--- Problem to work on ---
Copy the records below in full, keeping each word as it is but omitting the pictures.

Dataset records:
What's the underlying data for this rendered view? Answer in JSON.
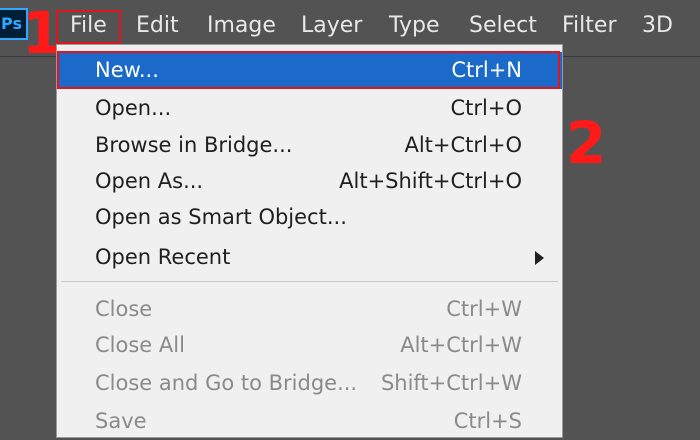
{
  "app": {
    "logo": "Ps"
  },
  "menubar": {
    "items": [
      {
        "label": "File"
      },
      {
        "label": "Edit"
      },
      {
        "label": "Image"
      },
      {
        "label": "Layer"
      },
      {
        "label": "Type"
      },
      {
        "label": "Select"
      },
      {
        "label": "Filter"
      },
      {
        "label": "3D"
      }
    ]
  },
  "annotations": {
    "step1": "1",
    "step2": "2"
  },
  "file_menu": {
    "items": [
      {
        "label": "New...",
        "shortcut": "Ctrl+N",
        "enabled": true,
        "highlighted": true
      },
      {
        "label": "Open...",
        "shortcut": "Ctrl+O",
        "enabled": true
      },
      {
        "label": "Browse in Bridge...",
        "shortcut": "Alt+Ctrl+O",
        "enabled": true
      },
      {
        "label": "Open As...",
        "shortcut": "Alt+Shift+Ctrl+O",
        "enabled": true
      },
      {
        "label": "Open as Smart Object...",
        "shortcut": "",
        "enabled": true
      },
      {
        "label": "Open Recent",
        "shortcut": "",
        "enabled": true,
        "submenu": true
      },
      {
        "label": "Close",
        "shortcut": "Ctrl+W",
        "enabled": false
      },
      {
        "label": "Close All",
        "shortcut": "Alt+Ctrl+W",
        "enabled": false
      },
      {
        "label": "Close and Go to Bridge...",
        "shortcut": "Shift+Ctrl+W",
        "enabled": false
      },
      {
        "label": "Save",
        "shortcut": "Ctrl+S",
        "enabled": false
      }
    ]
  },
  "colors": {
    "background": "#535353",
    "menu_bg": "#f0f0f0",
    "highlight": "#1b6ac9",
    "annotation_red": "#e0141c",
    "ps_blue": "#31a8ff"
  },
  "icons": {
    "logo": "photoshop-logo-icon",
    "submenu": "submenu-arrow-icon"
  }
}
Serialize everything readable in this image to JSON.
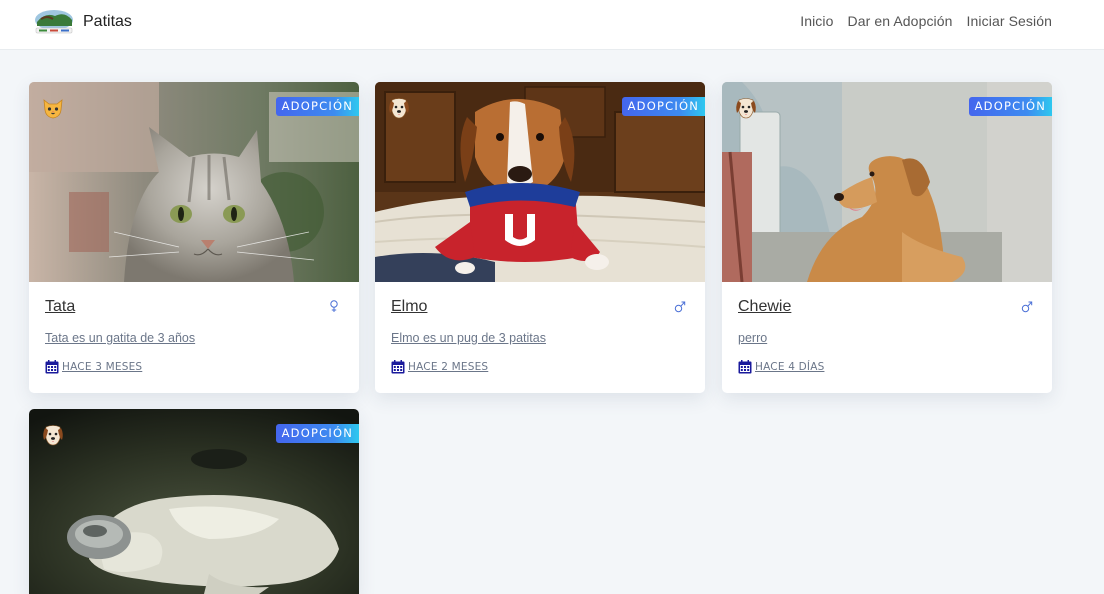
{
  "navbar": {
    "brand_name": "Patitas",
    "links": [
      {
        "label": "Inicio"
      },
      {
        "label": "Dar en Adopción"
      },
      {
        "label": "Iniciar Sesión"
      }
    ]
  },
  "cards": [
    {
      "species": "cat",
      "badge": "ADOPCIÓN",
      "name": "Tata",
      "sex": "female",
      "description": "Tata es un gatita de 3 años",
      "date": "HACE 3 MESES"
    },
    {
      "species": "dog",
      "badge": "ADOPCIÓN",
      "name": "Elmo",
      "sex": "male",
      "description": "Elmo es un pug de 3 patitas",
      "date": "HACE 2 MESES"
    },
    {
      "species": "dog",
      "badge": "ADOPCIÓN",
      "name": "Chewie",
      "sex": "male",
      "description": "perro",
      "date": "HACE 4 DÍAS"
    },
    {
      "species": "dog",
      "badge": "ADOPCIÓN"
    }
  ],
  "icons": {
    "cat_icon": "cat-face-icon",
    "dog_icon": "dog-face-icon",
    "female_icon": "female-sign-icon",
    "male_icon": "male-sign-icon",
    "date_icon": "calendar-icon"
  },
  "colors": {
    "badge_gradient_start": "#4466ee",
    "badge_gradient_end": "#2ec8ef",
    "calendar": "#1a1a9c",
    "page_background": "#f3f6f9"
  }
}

--- Solution for this problem ---
What's the underlying data for this rendered view? Answer in JSON.
{
  "app": {
    "logo": "Ps"
  },
  "menubar": {
    "items": [
      {
        "label": "File"
      },
      {
        "label": "Edit"
      },
      {
        "label": "Image"
      },
      {
        "label": "Layer"
      },
      {
        "label": "Type"
      },
      {
        "label": "Select"
      },
      {
        "label": "Filter"
      },
      {
        "label": "3D"
      }
    ]
  },
  "annotations": {
    "step1": "1",
    "step2": "2"
  },
  "file_menu": {
    "items": [
      {
        "label": "New...",
        "shortcut": "Ctrl+N",
        "enabled": true,
        "highlighted": true
      },
      {
        "label": "Open...",
        "shortcut": "Ctrl+O",
        "enabled": true
      },
      {
        "label": "Browse in Bridge...",
        "shortcut": "Alt+Ctrl+O",
        "enabled": true
      },
      {
        "label": "Open As...",
        "shortcut": "Alt+Shift+Ctrl+O",
        "enabled": true
      },
      {
        "label": "Open as Smart Object...",
        "shortcut": "",
        "enabled": true
      },
      {
        "label": "Open Recent",
        "shortcut": "",
        "enabled": true,
        "submenu": true
      },
      {
        "label": "Close",
        "shortcut": "Ctrl+W",
        "enabled": false
      },
      {
        "label": "Close All",
        "shortcut": "Alt+Ctrl+W",
        "enabled": false
      },
      {
        "label": "Close and Go to Bridge...",
        "shortcut": "Shift+Ctrl+W",
        "enabled": false
      },
      {
        "label": "Save",
        "shortcut": "Ctrl+S",
        "enabled": false
      }
    ]
  },
  "colors": {
    "background": "#535353",
    "menu_bg": "#f0f0f0",
    "highlight": "#1b6ac9",
    "annotation_red": "#e0141c",
    "ps_blue": "#31a8ff"
  },
  "icons": {
    "logo": "photoshop-logo-icon",
    "submenu": "submenu-arrow-icon"
  }
}
Serialize everything readable in this image to JSON.
{
  "navbar": {
    "brand_name": "Patitas",
    "links": [
      {
        "label": "Inicio"
      },
      {
        "label": "Dar en Adopción"
      },
      {
        "label": "Iniciar Sesión"
      }
    ]
  },
  "cards": [
    {
      "species": "cat",
      "badge": "ADOPCIÓN",
      "name": "Tata",
      "sex": "female",
      "description": "Tata es un gatita de 3 años",
      "date": "HACE 3 MESES"
    },
    {
      "species": "dog",
      "badge": "ADOPCIÓN",
      "name": "Elmo",
      "sex": "male",
      "description": "Elmo es un pug de 3 patitas",
      "date": "HACE 2 MESES"
    },
    {
      "species": "dog",
      "badge": "ADOPCIÓN",
      "name": "Chewie",
      "sex": "male",
      "description": "perro",
      "date": "HACE 4 DÍAS"
    },
    {
      "species": "dog",
      "badge": "ADOPCIÓN"
    }
  ],
  "icons": {
    "cat_icon": "cat-face-icon",
    "dog_icon": "dog-face-icon",
    "female_icon": "female-sign-icon",
    "male_icon": "male-sign-icon",
    "date_icon": "calendar-icon"
  },
  "colors": {
    "badge_gradient_start": "#4466ee",
    "badge_gradient_end": "#2ec8ef",
    "calendar": "#1a1a9c",
    "page_background": "#f3f6f9"
  }
}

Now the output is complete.